  • pose
  • In some cases, food grown without pesticides may harbor organisms that pose a far greater risk to you than the pesticides would have. (
  • Agriculture Organization
  • It is defined by Codex Alimentarius, the international food standards organisation of the World Health Organisation (WHO) and Food and Agriculture Organization (FAO) of the United Nations (UN). (
  • found
  • the Secretary of the Food and Drug Administration shall not approve for use in food any chemical additive found to induce cancer in man, or, after tests, found to induce cancer in animals. (
  • It is found in beverages, low calorie foods and sugar free foods. (
  • Aspartame
  • While generally regarded as safe for pregnant women by the FDA, avoid aspartame containing foods if you have a history of phenylketonuria or PKU. (
  • consumers
  • We really want to make more foods readily available to consumers. (
  • listed as "potassium phosphate, dibasic") The compound is for food uses although it may be bad for consumers to eat vast amounts of it. (
  • safe
  • Tea polyphenols can be used for food preservatives anticorrosive, non-toxic side effects, safe to eat. (
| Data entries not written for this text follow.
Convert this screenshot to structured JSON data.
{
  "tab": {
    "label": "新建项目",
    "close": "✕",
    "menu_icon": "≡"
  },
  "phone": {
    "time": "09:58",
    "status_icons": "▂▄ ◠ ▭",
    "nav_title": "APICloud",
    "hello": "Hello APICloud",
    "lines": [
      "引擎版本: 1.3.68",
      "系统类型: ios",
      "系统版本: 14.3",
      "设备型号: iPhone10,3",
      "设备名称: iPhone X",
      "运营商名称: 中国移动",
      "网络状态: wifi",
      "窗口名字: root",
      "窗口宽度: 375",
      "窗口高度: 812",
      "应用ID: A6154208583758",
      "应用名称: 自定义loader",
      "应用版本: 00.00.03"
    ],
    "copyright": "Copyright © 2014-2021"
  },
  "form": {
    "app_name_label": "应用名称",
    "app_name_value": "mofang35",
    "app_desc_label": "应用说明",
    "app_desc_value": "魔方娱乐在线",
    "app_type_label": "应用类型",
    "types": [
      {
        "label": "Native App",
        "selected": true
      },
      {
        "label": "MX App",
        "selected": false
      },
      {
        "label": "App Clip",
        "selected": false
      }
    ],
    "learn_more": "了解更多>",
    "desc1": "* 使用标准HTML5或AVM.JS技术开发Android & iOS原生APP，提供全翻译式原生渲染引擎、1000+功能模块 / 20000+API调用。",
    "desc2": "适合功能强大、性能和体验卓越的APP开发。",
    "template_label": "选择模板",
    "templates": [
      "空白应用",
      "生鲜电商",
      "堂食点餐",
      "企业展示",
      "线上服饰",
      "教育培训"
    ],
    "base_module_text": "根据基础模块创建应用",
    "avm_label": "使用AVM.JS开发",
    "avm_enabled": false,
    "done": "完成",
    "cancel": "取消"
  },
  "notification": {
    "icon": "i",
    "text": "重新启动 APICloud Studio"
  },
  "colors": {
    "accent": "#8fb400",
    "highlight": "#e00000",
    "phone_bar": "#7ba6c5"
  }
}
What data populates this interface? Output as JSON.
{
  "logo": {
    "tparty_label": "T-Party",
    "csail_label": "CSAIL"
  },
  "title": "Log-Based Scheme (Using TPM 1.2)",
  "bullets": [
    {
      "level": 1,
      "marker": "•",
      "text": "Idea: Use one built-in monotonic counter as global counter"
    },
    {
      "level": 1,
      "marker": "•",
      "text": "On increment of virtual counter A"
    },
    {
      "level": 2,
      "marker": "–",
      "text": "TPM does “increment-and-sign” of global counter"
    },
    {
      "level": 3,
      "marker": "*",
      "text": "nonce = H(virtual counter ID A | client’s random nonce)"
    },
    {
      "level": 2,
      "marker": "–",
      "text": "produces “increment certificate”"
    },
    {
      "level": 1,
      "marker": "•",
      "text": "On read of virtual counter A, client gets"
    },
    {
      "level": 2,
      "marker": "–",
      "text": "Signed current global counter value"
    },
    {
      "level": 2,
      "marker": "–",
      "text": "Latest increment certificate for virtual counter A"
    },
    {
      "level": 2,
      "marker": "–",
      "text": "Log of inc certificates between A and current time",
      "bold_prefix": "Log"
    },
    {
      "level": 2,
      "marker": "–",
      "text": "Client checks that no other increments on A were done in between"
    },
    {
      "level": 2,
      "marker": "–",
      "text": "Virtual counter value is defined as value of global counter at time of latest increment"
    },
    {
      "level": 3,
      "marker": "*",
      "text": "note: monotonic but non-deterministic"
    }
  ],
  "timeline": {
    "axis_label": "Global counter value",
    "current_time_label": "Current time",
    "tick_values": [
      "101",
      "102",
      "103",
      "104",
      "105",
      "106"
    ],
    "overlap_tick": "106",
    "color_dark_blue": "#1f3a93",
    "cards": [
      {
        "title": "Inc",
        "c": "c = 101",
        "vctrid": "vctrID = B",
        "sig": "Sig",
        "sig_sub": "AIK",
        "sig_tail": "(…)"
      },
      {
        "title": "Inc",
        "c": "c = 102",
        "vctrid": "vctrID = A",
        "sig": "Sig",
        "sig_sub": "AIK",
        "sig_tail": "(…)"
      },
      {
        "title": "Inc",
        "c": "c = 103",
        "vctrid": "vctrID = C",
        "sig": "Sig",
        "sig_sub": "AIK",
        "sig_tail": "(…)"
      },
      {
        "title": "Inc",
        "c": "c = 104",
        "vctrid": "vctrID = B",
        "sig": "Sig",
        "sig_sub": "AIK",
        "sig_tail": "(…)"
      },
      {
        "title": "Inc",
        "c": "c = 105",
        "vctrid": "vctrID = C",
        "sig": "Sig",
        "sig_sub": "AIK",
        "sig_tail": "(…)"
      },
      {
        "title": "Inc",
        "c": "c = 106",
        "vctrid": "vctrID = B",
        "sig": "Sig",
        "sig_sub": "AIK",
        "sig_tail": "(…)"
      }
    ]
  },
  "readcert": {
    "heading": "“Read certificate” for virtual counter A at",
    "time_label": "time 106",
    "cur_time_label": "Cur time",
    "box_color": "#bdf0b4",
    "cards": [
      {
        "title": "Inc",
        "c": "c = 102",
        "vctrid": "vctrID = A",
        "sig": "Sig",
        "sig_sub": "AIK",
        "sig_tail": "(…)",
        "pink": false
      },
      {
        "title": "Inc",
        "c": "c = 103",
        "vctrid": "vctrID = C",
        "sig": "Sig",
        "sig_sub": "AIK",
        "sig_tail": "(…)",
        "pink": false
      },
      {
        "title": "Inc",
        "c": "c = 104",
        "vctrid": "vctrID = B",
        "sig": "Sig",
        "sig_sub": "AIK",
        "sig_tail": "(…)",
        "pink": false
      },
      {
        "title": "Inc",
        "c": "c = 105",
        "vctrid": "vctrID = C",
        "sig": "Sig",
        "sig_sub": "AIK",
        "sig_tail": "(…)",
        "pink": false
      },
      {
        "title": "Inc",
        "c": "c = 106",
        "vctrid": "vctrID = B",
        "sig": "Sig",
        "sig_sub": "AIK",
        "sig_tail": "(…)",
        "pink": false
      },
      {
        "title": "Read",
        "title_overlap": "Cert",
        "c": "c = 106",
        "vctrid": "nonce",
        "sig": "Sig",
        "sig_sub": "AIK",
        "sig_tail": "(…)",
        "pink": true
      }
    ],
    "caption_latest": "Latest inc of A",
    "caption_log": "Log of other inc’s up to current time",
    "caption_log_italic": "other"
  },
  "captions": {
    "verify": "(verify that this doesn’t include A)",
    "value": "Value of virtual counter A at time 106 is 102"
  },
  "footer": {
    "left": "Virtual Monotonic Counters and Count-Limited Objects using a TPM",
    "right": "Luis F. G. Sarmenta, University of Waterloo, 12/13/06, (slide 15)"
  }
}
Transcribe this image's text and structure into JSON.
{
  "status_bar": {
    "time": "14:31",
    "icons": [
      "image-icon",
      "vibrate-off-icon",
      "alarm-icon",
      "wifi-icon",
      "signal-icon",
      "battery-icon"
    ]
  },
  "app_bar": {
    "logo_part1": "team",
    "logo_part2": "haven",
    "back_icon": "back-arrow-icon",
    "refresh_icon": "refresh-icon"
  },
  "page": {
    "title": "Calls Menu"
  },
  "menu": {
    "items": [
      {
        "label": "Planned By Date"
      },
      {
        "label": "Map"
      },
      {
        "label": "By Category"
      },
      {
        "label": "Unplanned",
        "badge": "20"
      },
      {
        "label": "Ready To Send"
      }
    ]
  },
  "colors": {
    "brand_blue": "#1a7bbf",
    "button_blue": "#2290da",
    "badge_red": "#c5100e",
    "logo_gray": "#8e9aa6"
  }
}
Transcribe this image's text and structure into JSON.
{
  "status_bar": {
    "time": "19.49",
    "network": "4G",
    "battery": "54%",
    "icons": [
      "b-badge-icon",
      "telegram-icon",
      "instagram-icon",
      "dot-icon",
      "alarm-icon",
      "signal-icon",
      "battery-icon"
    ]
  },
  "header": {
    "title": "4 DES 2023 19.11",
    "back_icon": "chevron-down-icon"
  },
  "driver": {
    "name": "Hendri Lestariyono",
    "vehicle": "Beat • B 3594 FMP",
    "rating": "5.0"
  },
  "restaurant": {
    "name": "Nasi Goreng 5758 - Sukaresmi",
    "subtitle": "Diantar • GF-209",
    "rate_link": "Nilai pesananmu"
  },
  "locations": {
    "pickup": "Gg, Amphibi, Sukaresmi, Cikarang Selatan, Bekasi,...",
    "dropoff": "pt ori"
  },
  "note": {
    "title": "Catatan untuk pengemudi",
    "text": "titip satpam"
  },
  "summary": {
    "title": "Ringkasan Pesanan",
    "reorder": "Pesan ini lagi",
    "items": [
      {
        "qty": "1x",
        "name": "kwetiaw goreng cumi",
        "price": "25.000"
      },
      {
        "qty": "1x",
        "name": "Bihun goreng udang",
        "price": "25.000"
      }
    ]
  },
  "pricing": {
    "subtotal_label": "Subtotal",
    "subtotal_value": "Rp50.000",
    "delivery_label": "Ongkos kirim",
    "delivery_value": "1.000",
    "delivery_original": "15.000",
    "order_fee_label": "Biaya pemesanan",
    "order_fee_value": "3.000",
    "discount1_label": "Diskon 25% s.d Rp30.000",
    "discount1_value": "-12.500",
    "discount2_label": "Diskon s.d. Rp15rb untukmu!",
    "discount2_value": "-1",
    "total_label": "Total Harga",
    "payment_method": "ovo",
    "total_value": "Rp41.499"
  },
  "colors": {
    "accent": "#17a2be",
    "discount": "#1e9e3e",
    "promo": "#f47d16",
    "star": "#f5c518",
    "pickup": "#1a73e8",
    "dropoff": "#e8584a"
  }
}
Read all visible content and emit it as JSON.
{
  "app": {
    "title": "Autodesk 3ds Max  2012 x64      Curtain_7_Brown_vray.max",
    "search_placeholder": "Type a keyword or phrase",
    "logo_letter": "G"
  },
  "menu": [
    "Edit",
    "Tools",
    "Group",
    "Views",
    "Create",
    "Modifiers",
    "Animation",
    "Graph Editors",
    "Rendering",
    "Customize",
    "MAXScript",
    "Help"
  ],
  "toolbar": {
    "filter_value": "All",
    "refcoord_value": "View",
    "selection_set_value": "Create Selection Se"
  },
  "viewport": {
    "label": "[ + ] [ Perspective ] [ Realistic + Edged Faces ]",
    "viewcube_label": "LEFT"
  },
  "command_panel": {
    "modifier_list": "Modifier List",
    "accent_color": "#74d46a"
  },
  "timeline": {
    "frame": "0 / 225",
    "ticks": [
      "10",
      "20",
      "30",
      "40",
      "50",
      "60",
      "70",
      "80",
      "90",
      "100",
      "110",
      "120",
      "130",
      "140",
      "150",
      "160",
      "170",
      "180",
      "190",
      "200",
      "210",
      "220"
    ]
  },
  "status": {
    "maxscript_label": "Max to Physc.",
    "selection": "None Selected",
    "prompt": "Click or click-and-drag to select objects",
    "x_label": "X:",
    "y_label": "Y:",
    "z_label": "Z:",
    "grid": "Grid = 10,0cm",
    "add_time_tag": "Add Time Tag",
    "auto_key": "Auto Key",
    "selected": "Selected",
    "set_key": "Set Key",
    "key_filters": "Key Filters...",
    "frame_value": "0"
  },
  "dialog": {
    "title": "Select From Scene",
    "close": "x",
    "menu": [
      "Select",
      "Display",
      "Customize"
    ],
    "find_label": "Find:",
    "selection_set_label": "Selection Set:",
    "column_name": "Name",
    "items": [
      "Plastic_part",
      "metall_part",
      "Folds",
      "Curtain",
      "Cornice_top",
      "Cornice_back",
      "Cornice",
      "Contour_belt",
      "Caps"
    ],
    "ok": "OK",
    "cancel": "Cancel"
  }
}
  • Instead, a food manufacturer can decide whether a compound is safe without oversight from the FDA. (
  • It was approved for use in foods in 1968 and is accepted as a safe food additive in the USA, Canada, Europe, and many other countries, with E number E415. (
  • Most of these food plants are safe for the average adult to eat in modest quantities. (
  • sodium
  • During the next three weeks, food coloring and sodium benzoate were secretly added to the children's diets. (
  • based on scientific studies
  • The Dirty Dozen Guide to Food Additives is based on scientific studies of hundreds of additives and data gathered from EWG's newly released Food Scores: Rate Your Plate database and mobile app.The database houses information on more than 80,000 foods and 5,000 ingredients from about 1,500 brands. (